DATASET below:

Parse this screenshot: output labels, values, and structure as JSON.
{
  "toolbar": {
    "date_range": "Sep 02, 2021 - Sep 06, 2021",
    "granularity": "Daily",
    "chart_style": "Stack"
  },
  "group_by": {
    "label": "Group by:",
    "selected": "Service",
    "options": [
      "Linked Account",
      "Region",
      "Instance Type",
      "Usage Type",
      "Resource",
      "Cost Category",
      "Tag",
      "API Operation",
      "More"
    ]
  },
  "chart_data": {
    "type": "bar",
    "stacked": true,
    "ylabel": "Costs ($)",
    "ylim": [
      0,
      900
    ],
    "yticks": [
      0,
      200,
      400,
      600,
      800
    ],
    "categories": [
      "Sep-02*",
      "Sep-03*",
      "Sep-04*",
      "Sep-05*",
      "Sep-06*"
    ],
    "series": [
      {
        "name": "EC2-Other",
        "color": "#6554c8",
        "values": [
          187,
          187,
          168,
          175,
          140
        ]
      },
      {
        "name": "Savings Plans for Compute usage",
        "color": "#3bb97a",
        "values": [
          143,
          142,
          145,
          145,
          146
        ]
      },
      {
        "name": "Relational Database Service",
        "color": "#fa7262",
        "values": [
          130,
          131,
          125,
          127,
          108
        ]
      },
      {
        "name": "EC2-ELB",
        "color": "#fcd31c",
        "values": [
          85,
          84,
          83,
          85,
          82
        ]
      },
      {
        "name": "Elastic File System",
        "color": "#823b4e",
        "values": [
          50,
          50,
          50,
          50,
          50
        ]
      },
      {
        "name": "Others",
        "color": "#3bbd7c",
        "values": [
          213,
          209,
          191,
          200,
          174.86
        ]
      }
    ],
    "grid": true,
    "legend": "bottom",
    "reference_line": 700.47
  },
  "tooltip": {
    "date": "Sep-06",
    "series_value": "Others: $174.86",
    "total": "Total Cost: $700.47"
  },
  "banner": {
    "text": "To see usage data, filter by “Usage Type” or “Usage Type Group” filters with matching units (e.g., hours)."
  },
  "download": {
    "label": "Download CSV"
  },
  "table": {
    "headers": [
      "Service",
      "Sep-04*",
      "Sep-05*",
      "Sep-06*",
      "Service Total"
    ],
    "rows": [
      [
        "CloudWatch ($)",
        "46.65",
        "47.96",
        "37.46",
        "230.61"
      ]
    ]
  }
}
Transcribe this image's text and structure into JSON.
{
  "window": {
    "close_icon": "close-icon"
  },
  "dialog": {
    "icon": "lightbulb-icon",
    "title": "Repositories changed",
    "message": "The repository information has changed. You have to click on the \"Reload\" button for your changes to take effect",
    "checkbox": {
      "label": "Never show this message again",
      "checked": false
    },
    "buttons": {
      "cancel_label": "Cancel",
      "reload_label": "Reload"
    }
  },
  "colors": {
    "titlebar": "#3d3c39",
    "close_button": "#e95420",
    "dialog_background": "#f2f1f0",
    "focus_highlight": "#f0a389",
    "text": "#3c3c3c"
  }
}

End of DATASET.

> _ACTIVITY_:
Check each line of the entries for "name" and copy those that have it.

> _OUTPUT FOR THIS TASK_:
        "name": "EC2-Other",
        "name": "Savings Plans for Compute usage",
        "name": "Relational Database Service",
        "name": "EC2-ELB",
        "name": "Elastic File System",
        "name": "Others",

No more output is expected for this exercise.